▶ _Exercise details_: Leaving every picture out, repeat all of the entries below exactly.
BEGIN
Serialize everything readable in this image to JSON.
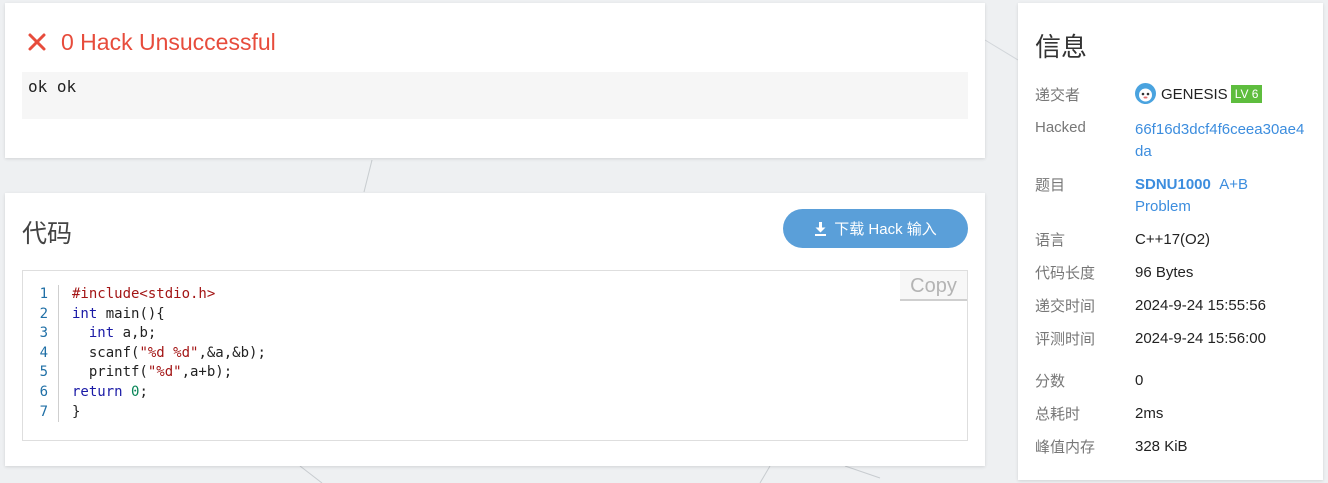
{
  "result": {
    "status": "0 Hack Unsuccessful",
    "output": "ok ok"
  },
  "code": {
    "title": "代码",
    "download_label": "下载 Hack 输入",
    "copy_label": "Copy",
    "lines": [
      {
        "n": "1",
        "text": "#include<stdio.h>"
      },
      {
        "n": "2",
        "text": "int main(){"
      },
      {
        "n": "3",
        "text": "  int a,b;"
      },
      {
        "n": "4",
        "text": "  scanf(\"%d %d\",&a,&b);"
      },
      {
        "n": "5",
        "text": "  printf(\"%d\",a+b);"
      },
      {
        "n": "6",
        "text": "return 0;"
      },
      {
        "n": "7",
        "text": "}"
      }
    ]
  },
  "info": {
    "title": "信息",
    "submitter_label": "递交者",
    "submitter_name": "GENESIS",
    "submitter_level": "LV 6",
    "hacked_label": "Hacked",
    "hacked_value": "66f16d3dcf4f6ceea30ae4da",
    "problem_label": "题目",
    "problem_id": "SDNU1000",
    "problem_name": "A+B Problem",
    "language_label": "语言",
    "language_value": "C++17(O2)",
    "code_length_label": "代码长度",
    "code_length_value": "96 Bytes",
    "submit_time_label": "递交时间",
    "submit_time_value": "2024-9-24 15:55:56",
    "judge_time_label": "评测时间",
    "judge_time_value": "2024-9-24 15:56:00",
    "score_label": "分数",
    "score_value": "0",
    "time_label": "总耗时",
    "time_value": "2ms",
    "memory_label": "峰值内存",
    "memory_value": "328 KiB"
  },
  "colors": {
    "error": "#e74c3c",
    "accent": "#5a9fd9",
    "link": "#3c8dde",
    "level_badge": "#5ebd3e"
  },
  "icons": {
    "status": "close-icon",
    "download": "download-icon",
    "avatar": "avatar-icon"
  }
}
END
▶ _Exercise response_:
Serialize everything readable in this image to JSON.
{
  "result": {
    "status": "0 Hack Unsuccessful",
    "output": "ok ok"
  },
  "code": {
    "title": "代码",
    "download_label": "下载 Hack 输入",
    "copy_label": "Copy",
    "lines": [
      {
        "n": "1",
        "text": "#include<stdio.h>"
      },
      {
        "n": "2",
        "text": "int main(){"
      },
      {
        "n": "3",
        "text": "  int a,b;"
      },
      {
        "n": "4",
        "text": "  scanf(\"%d %d\",&a,&b);"
      },
      {
        "n": "5",
        "text": "  printf(\"%d\",a+b);"
      },
      {
        "n": "6",
        "text": "return 0;"
      },
      {
        "n": "7",
        "text": "}"
      }
    ]
  },
  "info": {
    "title": "信息",
    "submitter_label": "递交者",
    "submitter_name": "GENESIS",
    "submitter_level": "LV 6",
    "hacked_label": "Hacked",
    "hacked_value": "66f16d3dcf4f6ceea30ae4da",
    "problem_label": "题目",
    "problem_id": "SDNU1000",
    "problem_name": "A+B Problem",
    "language_label": "语言",
    "language_value": "C++17(O2)",
    "code_length_label": "代码长度",
    "code_length_value": "96 Bytes",
    "submit_time_label": "递交时间",
    "submit_time_value": "2024-9-24 15:55:56",
    "judge_time_label": "评测时间",
    "judge_time_value": "2024-9-24 15:56:00",
    "score_label": "分数",
    "score_value": "0",
    "time_label": "总耗时",
    "time_value": "2ms",
    "memory_label": "峰值内存",
    "memory_value": "328 KiB"
  },
  "colors": {
    "error": "#e74c3c",
    "accent": "#5a9fd9",
    "link": "#3c8dde",
    "level_badge": "#5ebd3e"
  },
  "icons": {
    "status": "close-icon",
    "download": "download-icon",
    "avatar": "avatar-icon"
  }
}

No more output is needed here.